Noongar Civilization – by Jethro

The Noongar are an aboriginal people who live in the south-west corner of australia. They have lived in the area for at least 45 000 years and had a hunter and gatherer based society with a complex code of lore. They also had certain taboos, like it was considered bad luck to hunt rare animals. The Noongar spoke 14 dialects and traveled within australia to trade, some times they traveled hundreds of kilometers at a time. All in all the noongar are a very old and traditional people that lived close to the earth but not very governmentally powerful civilization.


Noongar believed in spirits but did not worship them.There was both good spirits and bad spirits and they believed everything is connected to the land. They honor their ancestral creators with painting, music and dance. They know the time of creation as the Dreaming it was when spirits made all living things. The main spirit is the Waugal a rainbow serpent that is recognised as the giver of life as the Waugal created the rivers where it went.


Among the Noongar there are 14 clans and each speaks its own dialect. A man could have several wives and could inherit them from older brother if they died.

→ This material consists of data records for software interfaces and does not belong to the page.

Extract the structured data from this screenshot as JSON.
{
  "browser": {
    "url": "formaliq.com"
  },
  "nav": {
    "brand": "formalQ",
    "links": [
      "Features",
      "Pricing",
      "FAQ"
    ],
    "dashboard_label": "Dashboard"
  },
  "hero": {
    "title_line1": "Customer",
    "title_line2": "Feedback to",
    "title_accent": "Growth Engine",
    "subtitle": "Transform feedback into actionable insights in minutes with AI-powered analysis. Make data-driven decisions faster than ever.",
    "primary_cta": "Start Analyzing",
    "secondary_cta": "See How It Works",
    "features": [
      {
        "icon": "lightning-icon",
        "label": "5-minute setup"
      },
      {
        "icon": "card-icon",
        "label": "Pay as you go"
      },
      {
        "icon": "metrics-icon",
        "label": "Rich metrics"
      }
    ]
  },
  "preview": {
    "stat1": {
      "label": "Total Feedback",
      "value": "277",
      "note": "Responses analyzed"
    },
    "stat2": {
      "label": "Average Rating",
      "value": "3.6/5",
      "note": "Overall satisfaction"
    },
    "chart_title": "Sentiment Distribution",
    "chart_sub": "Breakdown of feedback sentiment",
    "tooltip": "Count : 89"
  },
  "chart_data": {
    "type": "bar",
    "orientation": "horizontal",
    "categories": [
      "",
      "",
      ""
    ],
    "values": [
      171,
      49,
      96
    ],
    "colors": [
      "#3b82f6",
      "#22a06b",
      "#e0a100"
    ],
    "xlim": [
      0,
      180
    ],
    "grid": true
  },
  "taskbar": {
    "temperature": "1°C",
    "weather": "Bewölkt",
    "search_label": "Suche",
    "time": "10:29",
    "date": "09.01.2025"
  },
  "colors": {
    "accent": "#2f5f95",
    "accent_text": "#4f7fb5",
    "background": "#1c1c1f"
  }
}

Men hunted with spears and boomerangs and women gather plants with digging sticks, some plants could be only be gathered by women also the tools used for these jobs could only be used by men and women doing these jobs. They did not harvest vegetables in seed or eat rare animals. Each family had its own piece of land which they hunted and gathered on. It was considered trespassing to go on someones land without permission. They used quarts instead of fint for knifes.


The Noongar had six months in a year, each one represented a change in weather. Other than weather the months signified what the Noongar would do, in Kambarang (Early Spring) the Noongar moved towards the coast where frogs and tortoises were caught. In Birak (Late Spring) the Noongar burned scrubland to force animal into the open for easier hunt. In Bunuru (Summer) the Noongar fished in the estuaries. In Djeran (Fall) the Noongar collected seeds for food. In Makuru (Early Winter) the Noongar move inland to hunt. In Djilba (Late Winter) the hunted kangaroos and emus. The Noongar ate a wide range of plants and animals some of which are kangaroo, emu, possum, snake, lizard, turtle, bardi grubs and some kinds of bird, also they ate a variety of tubers, nuts and berries.


Noongar paintings always have a story behind them and one or many water holes which is the center of life in the painting also there is usually rivers in between the water holes. There is usually people and animal around the water hole. The water holes and rivers are painted by make dots. Didgeridoos were sacred and often had paintings on them or were marked by hand prints. Didgeridoos could only be used by men and were used for healing.

The Noongar now today are still a thriving culture and there are more Noongar today than there ever has been in the past, but unfortunately a lot of their culture has been lost and out of 14 languages only 5 are now spoken. The Noongar today also have troubles with drugs and alcohol like many other first nation cultures, but have a strong community today.